As a responsible pet owner, you are well aware of the fact that even with your devoted love, care and attention, your pet may still occasionally encounter illness or injury.  However, when you recognize that your pet isn’t feeling like their normal self and you bring them to the veterinarian for an examination, it can still be difficult to hear the diagnosis. This is especially true when the diagnosis is cancer. Fortunately, just as is the case with humans there are cancer treatment options for pets, including chemotherapy. When you understand how veterinary cancer care works, you can better decide which treatment option is best for your pet.

Pets and Chemotherapy

In order to determine whether chemotherapy is the best cancer treatment option for your pet, you must first understand what chemotherapy is. Chemotherapy consists of medical drugs that are designed to kill cancer cells and prevent them from spreading. It is usually recommended in cases where the animal’s cancer has already metastasized or spread to other areas of the body, or where it has a high potential to metastasize in the future. Prior to recommending chemotherapy, a veterinarian will consider the type of cancer the animal has, whether they have a single tumor on the skin or a broader problem, whether surgery is possible and what the animal’s overall health condition is. In some cases, surgery to remove the cancerous tumor is advisable, as this will allow the veterinarian to send the tissue to a laboratory so that a pathologist can examine the cells under a microscope and determine whether the cancer is likely to metastasize. If the cancer is determined to be “high grade” and likely to metastasize, this is where chemotherapy is most often recommended.

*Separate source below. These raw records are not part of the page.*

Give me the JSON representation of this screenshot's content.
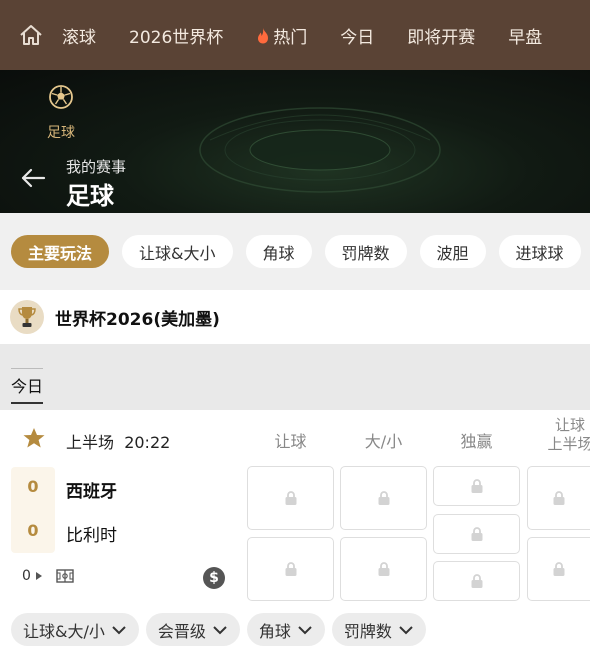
{
  "topnav": {
    "items": [
      {
        "label": "滚球"
      },
      {
        "label": "2026世界杯"
      },
      {
        "label": "热门",
        "icon": "fire-icon"
      },
      {
        "label": "今日"
      },
      {
        "label": "即将开赛"
      },
      {
        "label": "早盘"
      }
    ]
  },
  "hero": {
    "sport_tab": "足球",
    "subtitle": "我的赛事",
    "title": "足球"
  },
  "filters": {
    "chips": [
      "主要玩法",
      "让球&大小",
      "角球",
      "罚牌数",
      "波胆",
      "进球球"
    ],
    "active": "主要玩法"
  },
  "league": {
    "name": "世界杯2026(美加墨)"
  },
  "date_tab": "今日",
  "match": {
    "period": "上半场",
    "clock": "20:22",
    "columns": [
      "让球",
      "大/小",
      "独赢"
    ],
    "column4_line1": "让球",
    "column4_line2": "上半场",
    "home": {
      "name": "西班牙",
      "score": "0"
    },
    "away": {
      "name": "比利时",
      "score": "0"
    },
    "footer_count": "0",
    "currency_badge": "$",
    "market_chips": [
      "让球&大/小",
      "会晋级",
      "角球",
      "罚牌数"
    ]
  },
  "colors": {
    "nav_bg": "#5a4335",
    "accent_gold": "#b58b3f"
  }
}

The exact medical drugs used for a specific animal’s chemotherapy treatment depends upon the type of cancer that animal has, as well as their overall health. Since some chemotherapy treatments may result in certain side effects, your veterinarian will want to select the treatment that works best for your pet’s specific needs while minimizing side effects. Where necessary, your veterinarian can change the type, dose or frequency of your pet’s chemotherapy drugs.

In most cases, chemotherapy is delivered to animals through injections that take about as long as vaccination shots. In some cases, chemotherapy is delivered orally either at the veterinary office or at home. There are also rare cases where chemotherapy is delivered intravenously over the course of several hours. While the vast majority of animals experience no unpleasant side effects as a result of receiving chemotherapy, there are some that do experience loss of appetite, vomiting, and diarrhea. It is exceedingly rare that an animal will experience more marked or lingering side effects, in which case you should have them seen by the veterinarian as soon as possible. These side effects are largely caused by the fact that chemotherapy drugs kill both normal and abnormal blood cells, which means their use results in a decrease in the numbers of white blood cells that help to fight off infection.

It’s important to recognize that chemotherapy goals for animals are different than chemotherapy goals for humans, and they are also a bit less aggressive. The primary focus of animal chemotherapy is to help the animal achieve the best possible quality of life. Your concerns as an owner, including your lifestyle with your pet and the cost of treatment, are also taken into account when determining the best possible treatment method. Your veterinarian can also help you to determine whether your pet insurance policy will cover your pet’s chemotherapy, and to what extent.

For more information about chemotherapy options for your pet, contact AMC today.